Your First Round of Seed Funding
Many first time entrepreneurs struggle with the issue of how to structure their first round of seed funding. Most entrepreneurs we work with are set up as a Delaware corporation or a limited liability company (formed either in Delaware or your home jurisdiction). The principles discussed in this post apply to both types of entities.
Investors tend to prefer investing in priced rounds. If you have a valuation that you and investors can agree on (usually by getting some feedback), use a form of seed preferred stock (or seed units, if you are an LLC). In its most simple form, a seed preferred would give investors a liquidation preference (they get their money back before founders on a sale of the company), plus the right to invest in the next round. The seed preferred typically has an anti-dilution or most-favored-nation clause that gives the investor an adjustment in price if you sell at a lower price in a later round. Check out the form of series seed preferred term sheet here Seed Term Sheet
If you are not sure about your valuation, or you cannot agree with investors, try a convertible promissory note. This works best if you have your next funding round occurring in the reasonable foreseeable future after you hit some milestones that allow you to raise money at an increased valuation (e.g., when you get a patent issued, FDA clearance, customer sales, etc.). The convertible note allows you to push off the valuation question until that next round. In today’s market, typical terms for a convertible note would be a 2-year term, 6% or 7% interest, that converts into equity in the next financing round at a discount of 20% off that round’s price. To protect early investors from a very large spike in price, the note will typically have a ceiling price at which the note converts so you will have to list some value range. A common ceiling value would be about 20% higher than what the entrepreneur thinks the true value is today. Check out a typical form of convertible note here Convertible Promissory Note
Sometimes, the very first investors are amenable to invest using a SAFE (Simple Agreement for Future Equity). The SAFE typically works when the investor already has a relationship with and has been nurturing the company. For example, a SAFE is often used in by small funds that are associated with accelerators and incubators to seed fund their companies. The SAFE is simply a short contract to issue equity to the investor when you do your next round, usually at a 20% discount. The SAFE has no interest and no term. Check out a typical form of SAFE here SAFE Document

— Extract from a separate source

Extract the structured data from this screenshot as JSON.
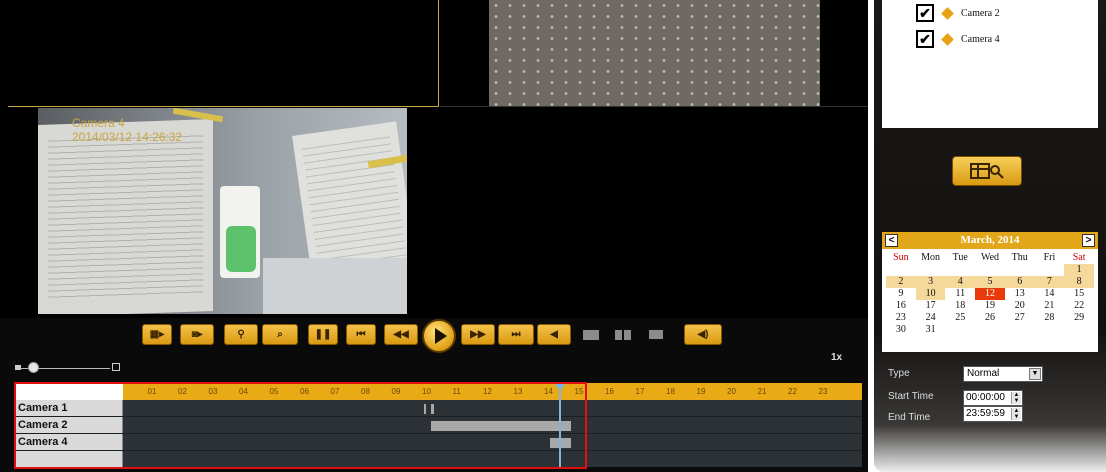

We have created document sets to help entrepreneurs inexpensively organize and structure your first round of funding. We help select startups get launched and funded! If you want to connect with us, use the form below and give us your two-sentence elevator pitch.